### [Required work]
Where the records below have a line with "range", that line is to be copied.

### [Data extract]
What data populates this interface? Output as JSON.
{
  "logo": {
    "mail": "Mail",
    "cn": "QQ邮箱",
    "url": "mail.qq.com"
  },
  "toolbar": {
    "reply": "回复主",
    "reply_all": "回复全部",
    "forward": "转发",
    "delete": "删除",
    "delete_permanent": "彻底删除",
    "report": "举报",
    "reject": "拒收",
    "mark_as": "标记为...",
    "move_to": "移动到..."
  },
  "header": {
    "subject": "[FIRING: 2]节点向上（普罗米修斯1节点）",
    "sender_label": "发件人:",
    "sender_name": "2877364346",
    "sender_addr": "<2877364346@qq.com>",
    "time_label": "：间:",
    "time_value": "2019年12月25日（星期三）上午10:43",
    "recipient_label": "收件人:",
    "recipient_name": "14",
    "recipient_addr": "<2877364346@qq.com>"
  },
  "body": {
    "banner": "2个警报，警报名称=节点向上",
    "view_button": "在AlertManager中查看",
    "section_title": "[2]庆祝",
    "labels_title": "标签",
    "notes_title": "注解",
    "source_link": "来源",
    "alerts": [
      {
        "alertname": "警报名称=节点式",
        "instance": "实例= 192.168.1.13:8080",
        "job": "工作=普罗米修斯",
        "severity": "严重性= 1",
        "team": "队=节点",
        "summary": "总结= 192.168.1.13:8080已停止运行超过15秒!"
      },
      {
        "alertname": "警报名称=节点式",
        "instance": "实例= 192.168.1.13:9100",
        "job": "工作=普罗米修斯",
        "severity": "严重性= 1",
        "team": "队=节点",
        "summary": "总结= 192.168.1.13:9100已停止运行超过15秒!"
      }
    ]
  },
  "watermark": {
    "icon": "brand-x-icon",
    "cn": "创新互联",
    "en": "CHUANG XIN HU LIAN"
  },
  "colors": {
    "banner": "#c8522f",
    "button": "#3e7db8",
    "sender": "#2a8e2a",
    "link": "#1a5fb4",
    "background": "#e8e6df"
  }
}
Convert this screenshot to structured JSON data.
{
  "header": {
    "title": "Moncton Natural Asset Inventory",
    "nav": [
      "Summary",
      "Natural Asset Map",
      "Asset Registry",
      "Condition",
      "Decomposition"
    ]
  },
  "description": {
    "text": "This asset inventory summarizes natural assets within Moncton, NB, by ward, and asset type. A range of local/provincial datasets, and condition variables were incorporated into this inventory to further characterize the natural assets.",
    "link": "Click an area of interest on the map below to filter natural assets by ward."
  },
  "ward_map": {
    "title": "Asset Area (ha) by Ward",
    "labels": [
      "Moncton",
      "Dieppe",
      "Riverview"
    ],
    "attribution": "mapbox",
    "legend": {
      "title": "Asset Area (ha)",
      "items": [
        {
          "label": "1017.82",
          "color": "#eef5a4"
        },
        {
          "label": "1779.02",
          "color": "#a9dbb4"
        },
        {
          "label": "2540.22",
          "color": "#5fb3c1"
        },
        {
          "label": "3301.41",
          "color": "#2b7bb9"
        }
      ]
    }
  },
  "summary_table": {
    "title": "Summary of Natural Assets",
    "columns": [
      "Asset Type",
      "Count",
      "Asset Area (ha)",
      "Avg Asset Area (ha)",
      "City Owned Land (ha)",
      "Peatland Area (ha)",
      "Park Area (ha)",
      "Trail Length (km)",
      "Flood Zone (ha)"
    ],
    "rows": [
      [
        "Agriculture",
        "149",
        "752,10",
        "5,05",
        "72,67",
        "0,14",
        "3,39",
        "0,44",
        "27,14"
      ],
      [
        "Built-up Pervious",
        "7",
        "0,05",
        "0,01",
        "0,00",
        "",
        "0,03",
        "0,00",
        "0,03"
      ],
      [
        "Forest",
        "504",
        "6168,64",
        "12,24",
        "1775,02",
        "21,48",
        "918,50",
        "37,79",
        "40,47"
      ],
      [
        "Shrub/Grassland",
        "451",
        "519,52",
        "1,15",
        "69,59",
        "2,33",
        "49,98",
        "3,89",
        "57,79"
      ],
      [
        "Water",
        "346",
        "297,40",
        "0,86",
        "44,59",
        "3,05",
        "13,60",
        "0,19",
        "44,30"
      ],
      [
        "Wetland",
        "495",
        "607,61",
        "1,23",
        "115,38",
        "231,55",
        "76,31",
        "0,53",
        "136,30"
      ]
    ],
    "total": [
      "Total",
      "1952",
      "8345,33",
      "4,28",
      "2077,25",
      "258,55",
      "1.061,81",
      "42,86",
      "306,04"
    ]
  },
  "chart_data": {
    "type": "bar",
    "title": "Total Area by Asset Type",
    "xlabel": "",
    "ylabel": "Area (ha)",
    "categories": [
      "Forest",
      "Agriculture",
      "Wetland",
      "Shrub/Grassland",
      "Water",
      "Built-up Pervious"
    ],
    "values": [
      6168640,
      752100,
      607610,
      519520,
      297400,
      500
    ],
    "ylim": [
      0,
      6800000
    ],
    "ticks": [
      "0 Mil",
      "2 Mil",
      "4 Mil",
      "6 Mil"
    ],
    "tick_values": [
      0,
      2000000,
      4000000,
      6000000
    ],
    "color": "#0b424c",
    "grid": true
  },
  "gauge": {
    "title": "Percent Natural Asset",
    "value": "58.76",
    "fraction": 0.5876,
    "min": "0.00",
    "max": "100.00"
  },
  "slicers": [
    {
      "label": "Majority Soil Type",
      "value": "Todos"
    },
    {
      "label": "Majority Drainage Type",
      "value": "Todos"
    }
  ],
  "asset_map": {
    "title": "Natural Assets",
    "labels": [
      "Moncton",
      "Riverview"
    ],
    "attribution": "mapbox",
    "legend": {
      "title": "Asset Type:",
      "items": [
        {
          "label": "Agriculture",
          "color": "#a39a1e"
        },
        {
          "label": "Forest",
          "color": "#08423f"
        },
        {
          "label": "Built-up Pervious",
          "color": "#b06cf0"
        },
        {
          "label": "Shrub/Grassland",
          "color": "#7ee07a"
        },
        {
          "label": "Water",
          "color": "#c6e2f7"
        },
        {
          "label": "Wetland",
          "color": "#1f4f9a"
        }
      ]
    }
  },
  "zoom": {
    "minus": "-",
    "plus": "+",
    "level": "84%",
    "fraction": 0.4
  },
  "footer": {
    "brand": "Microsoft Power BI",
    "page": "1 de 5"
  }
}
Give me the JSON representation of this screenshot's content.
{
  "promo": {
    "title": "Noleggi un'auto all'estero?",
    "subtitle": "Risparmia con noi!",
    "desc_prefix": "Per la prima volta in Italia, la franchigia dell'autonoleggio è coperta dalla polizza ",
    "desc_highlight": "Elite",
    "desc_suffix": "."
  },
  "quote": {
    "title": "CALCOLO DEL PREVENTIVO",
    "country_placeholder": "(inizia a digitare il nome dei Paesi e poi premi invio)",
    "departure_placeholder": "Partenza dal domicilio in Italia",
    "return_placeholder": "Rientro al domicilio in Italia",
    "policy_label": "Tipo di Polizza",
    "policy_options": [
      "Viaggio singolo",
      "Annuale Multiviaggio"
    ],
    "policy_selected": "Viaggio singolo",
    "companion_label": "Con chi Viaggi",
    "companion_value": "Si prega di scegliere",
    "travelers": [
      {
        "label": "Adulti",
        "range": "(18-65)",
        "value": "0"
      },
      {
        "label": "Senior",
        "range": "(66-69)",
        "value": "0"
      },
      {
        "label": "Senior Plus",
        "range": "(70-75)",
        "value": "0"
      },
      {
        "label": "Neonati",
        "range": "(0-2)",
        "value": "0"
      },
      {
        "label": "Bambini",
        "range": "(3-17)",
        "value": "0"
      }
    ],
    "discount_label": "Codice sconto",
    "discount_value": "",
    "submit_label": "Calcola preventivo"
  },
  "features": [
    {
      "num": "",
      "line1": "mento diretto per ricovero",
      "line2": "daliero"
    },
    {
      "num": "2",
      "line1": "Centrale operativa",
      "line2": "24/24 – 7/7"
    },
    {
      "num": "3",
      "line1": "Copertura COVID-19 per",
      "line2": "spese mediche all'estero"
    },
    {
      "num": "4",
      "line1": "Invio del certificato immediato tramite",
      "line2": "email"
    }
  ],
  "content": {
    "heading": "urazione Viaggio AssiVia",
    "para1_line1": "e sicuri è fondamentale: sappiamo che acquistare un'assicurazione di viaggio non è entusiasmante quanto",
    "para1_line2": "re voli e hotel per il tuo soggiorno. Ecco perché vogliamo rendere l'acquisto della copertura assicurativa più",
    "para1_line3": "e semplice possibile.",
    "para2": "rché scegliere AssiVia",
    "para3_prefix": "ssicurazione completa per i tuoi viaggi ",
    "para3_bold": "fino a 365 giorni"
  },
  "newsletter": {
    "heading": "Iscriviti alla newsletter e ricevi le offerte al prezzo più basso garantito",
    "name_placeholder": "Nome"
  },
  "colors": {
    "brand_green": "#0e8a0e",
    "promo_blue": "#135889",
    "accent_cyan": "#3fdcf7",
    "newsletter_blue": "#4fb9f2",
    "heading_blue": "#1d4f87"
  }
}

### [Exercise solution]
    "text": "This asset inventory summarizes natural assets within Moncton, NB, by ward, and asset type. A range of local/provincial datasets, and condition variables were incorporated into this inventory to further characterize the natural assets.",
        "range": "(18-65)",
        "range": "(66-69)",
        "range": "(70-75)",
        "range": "(0-2)",
        "range": "(3-17)",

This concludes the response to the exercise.